(EXERCISE AIM) The answer must be every line of the records in which the string "description" appears.

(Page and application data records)
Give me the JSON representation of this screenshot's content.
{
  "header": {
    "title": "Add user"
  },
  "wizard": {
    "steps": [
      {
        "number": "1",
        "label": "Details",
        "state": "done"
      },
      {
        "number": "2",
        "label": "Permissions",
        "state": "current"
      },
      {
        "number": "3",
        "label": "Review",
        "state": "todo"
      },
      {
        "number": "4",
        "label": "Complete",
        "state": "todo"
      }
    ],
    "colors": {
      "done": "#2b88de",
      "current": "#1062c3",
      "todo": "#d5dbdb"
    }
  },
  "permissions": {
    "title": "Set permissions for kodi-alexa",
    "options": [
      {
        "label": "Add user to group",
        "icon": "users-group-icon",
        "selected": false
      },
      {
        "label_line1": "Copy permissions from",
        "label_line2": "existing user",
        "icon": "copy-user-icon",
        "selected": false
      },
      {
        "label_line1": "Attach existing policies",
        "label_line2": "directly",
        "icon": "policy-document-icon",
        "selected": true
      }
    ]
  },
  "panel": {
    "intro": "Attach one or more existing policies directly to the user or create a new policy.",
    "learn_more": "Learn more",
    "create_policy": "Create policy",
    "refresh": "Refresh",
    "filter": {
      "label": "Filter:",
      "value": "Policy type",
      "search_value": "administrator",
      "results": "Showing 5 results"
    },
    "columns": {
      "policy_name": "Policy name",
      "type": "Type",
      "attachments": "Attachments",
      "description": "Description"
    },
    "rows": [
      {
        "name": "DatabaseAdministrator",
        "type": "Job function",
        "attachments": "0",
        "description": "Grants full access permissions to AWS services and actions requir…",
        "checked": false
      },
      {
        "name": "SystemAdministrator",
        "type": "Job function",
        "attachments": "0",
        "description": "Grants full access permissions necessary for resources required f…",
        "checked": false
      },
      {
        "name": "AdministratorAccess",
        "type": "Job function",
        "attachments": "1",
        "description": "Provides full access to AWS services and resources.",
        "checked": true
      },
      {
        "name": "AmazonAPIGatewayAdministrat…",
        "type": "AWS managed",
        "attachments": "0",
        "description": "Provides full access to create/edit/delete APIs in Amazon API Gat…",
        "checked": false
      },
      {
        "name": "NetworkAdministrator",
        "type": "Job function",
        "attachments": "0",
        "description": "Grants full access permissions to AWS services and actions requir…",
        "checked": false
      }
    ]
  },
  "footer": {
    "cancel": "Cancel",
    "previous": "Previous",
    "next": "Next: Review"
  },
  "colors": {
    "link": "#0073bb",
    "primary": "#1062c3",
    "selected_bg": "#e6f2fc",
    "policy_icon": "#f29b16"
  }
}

(TASK SOLUTION)
      "description": "Description"
        "description": "Grants full access permissions to AWS services and actions requir…",
        "description": "Grants full access permissions necessary for resources required f…",
        "description": "Provides full access to AWS services and resources.",
        "description": "Provides full access to create/edit/delete APIs in Amazon API Gat…",
        "description": "Grants full access permissions to AWS services and actions requir…",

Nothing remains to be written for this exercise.